I had never heard of a Persimmon before moving to New Zealand, and I have to be honest, although they are a beautiful orange colour, it was a good few years before I tried one. Now I can’t wait for late Autumn when the shops are full of them. This juicy fruit looks a bit like an orange apple, although the flesh is far softer than an apple’s . Although the skin is thicker, it is edible and apart from the hard leafy bit on the top, there is no core to be discarded.

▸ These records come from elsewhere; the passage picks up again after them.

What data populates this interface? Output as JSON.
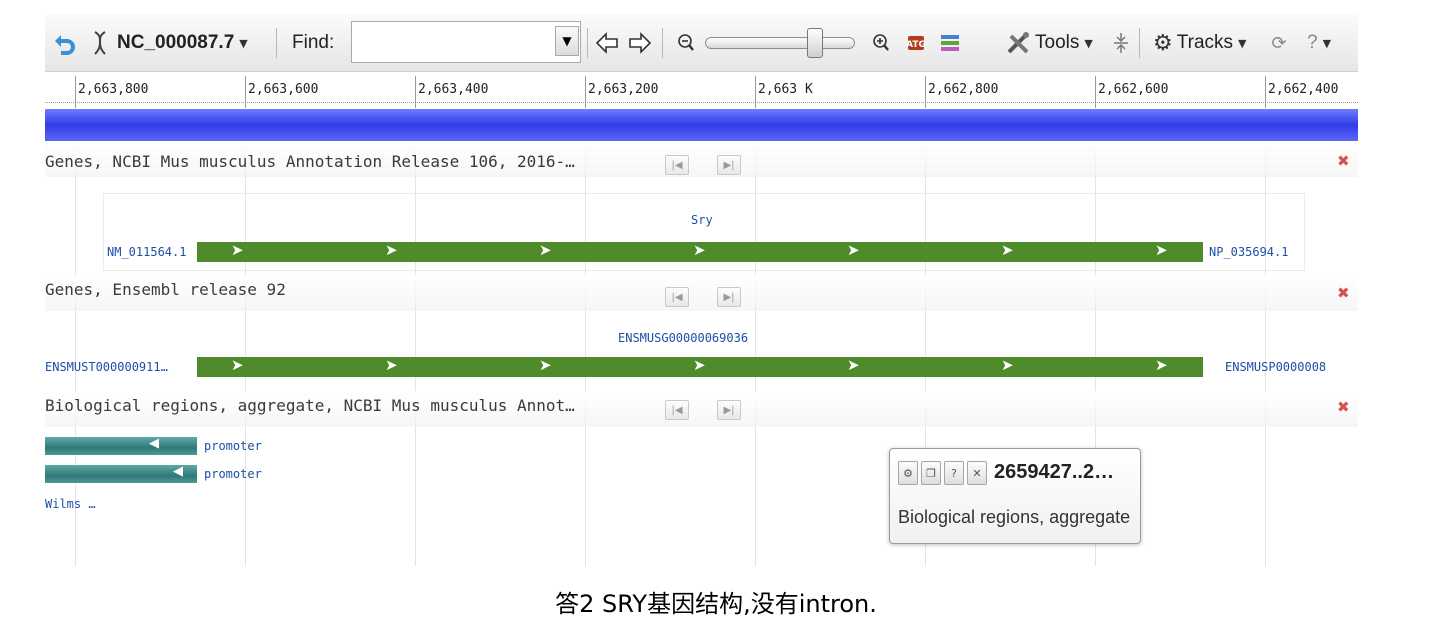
{
  "toolbar": {
    "refseq": "NC_000087.7",
    "find_label": "Find:",
    "find_value": "",
    "tools_label": "Tools",
    "tracks_label": "Tracks",
    "help_label": "?"
  },
  "ruler": {
    "ticks": [
      "2,663,800",
      "2,663,600",
      "2,663,400",
      "2,663,200",
      "2,663 K",
      "2,662,800",
      "2,662,600",
      "2,662,400"
    ]
  },
  "tracks": {
    "ncbi_genes": {
      "title": "Genes, NCBI Mus musculus Annotation Release 106, 2016-…",
      "gene_name": "Sry",
      "transcript": "NM_011564.1",
      "protein": "NP_035694.1"
    },
    "ensembl_genes": {
      "title": "Genes, Ensembl release 92",
      "gene_id": "ENSMUSG00000069036",
      "transcript": "ENSMUST000000911…",
      "protein": "ENSMUSP0000008"
    },
    "bio_regions": {
      "title": "Biological regions, aggregate, NCBI Mus musculus Annot…",
      "features": [
        "promoter",
        "promoter"
      ],
      "wilms": "Wilms …"
    }
  },
  "popup": {
    "range": "2659427..2…",
    "desc": "Biological regions, aggregate"
  },
  "caption": "答2 SRY基因结构,没有intron.",
  "colors": {
    "gene_bar": "#4f8a2b",
    "overview": "#2f3de8",
    "promoter": "#2f7a78",
    "link": "#1d4fa8",
    "close": "#d95050"
  },
  "icons": [
    "back-icon",
    "dna-icon",
    "pan-left-icon",
    "pan-right-icon",
    "zoom-out-icon",
    "zoom-in-icon",
    "gc-content-icon",
    "track-config-icon",
    "tools-icon",
    "collapse-icon",
    "gear-icon",
    "sync-icon",
    "help-icon"
  ]
}
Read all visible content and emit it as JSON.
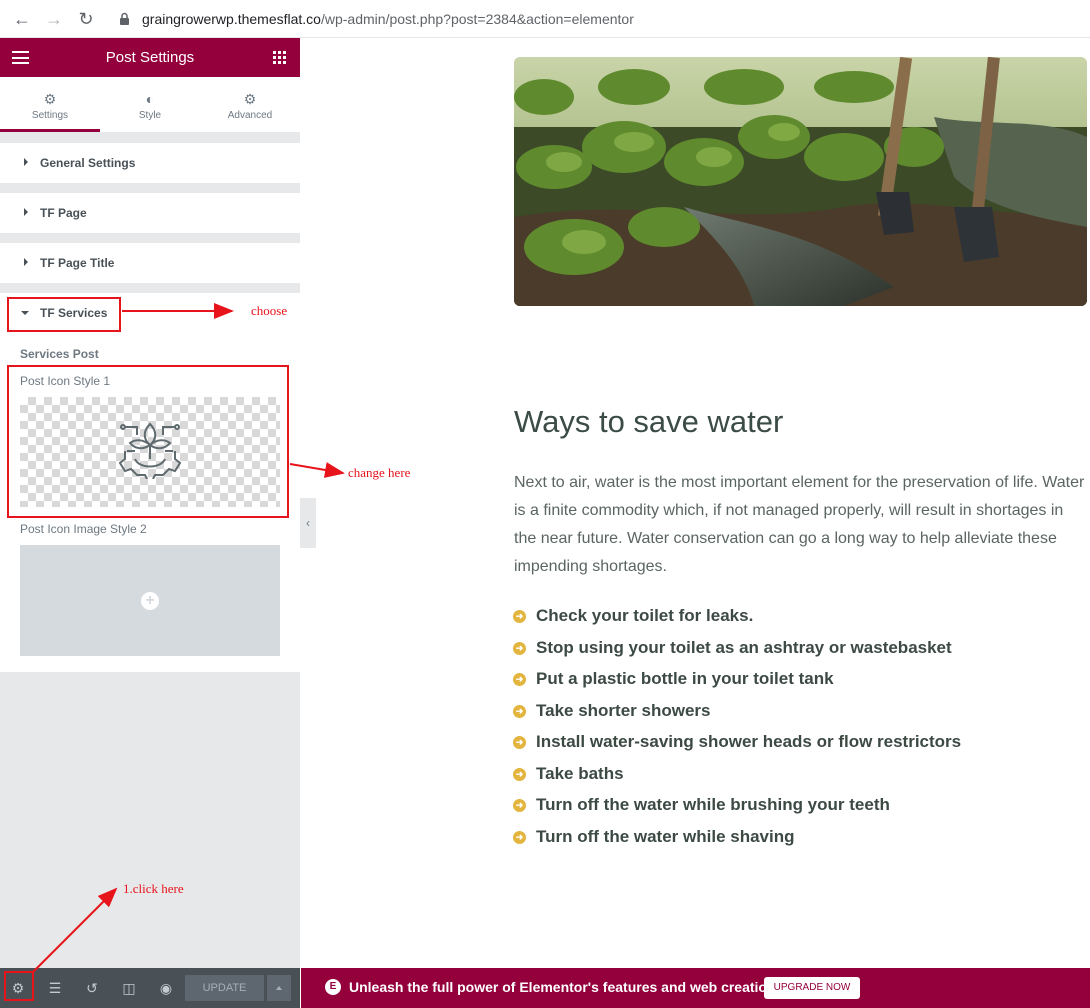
{
  "browser": {
    "url_host": "graingrowerwp.themesflat.co",
    "url_path": "/wp-admin/post.php?post=2384&action=elementor"
  },
  "panel": {
    "title": "Post Settings",
    "tabs": [
      {
        "label": "Settings",
        "icon": "gear-icon",
        "active": true
      },
      {
        "label": "Style",
        "icon": "half-circle-icon",
        "active": false
      },
      {
        "label": "Advanced",
        "icon": "gear-icon",
        "active": false
      }
    ],
    "sections": [
      {
        "label": "General Settings",
        "expanded": false
      },
      {
        "label": "TF Page",
        "expanded": false
      },
      {
        "label": "TF Page Title",
        "expanded": false
      },
      {
        "label": "TF Services",
        "expanded": true
      }
    ],
    "services": {
      "heading": "Services Post",
      "icon_style_1_label": "Post Icon Style 1",
      "icon_style_2_label": "Post Icon Image Style 2"
    },
    "footer": {
      "update_label": "UPDATE"
    }
  },
  "annotations": {
    "choose": "choose",
    "change_here": "change here",
    "click_here": "1.click here",
    "color": "#e8141b"
  },
  "content": {
    "heading": "Ways to save water",
    "intro": "Next to air, water is the most important element for the preservation of life. Water is a finite commodity which, if not managed properly, will result in shortages in the near future. Water conservation can go a long way to help alleviate these impending shortages.",
    "tips": [
      "Check your toilet for leaks.",
      "Stop using your toilet as an ashtray or wastebasket",
      "Put a plastic bottle in your toilet tank",
      "Take shorter showers",
      "Install water-saving shower heads or flow restrictors",
      "Take baths",
      "Turn off the water while brushing your teeth",
      "Turn off the water while shaving"
    ]
  },
  "promo": {
    "message": "Unleash the full power of Elementor's features and web creation tools.",
    "button": "UPGRADE NOW"
  },
  "colors": {
    "brand": "#93003c",
    "bullet": "#e3b53f"
  }
}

Originally a native of China, it has spread around the world over the last century and there are now about 200 varieties. Eaten fresh on it’s own or sliced into a salad, or even included in an energizing smoothie, you can’t go wrong. But recently I decided to substitute this in a peach pie that my step-Mom used to make and turns out, it also works really well as a stewed fruit. But you will want to peel it first though.
Baked in a cocoon of sweet short-crust pastry and smothered in freshly whipped cream, it’s easy to forget yourself and devour about half the pie. It’s one of those pies that is pleasantly sweet and light, and the perfect complement to end off a tummy-warming winter meal.
1 ready prepared sweet short-crust pastry pie shell
4 – 6 ripe persimmons, skinned and cut into slices/quarters
1 cup water
½ cup castor sugar
300 ml fresh full fat cream
- Preheat the oven to 180°C.
- Prepare the fruit and place it, together with the water and sugar, into a saucepan over medium heat. Allow it to come to the boil. Reduce the heat and let it simmer for about half an hour. The fruit becomes soft and breaks up quite a bit.
- While the mixture is bubbling away, prepare your pie shell, either making the pastry from scratch (Well Done You!) or use that frozen pre-made pastry that you purchased. Roll it into a single layer and place it into the pie tin. Add some baking paper and baking beads, dry beans, rice or pasta. All this does is hold the pastry into shape as it tends to make air bubbles otherwise. Bake in the oven for about 10 minutes. Remove from the oven and remove the baking paper and beads/beans/rice/pasta. Return it to the oven for another 10 minutes or so. You don’t want to overcook it, just sufficiently baked to stop the fruit mixture seeping through the pastry, making it soggy.
- Remove from the oven and spread with the fruit filling. Return to the oven for a further ten minutes or until the sides of the pastry are a golden colour.
- Cool in the pie shell on a rack.
- Once the pie has cooled, whip the cream and spread it over the top of the pie.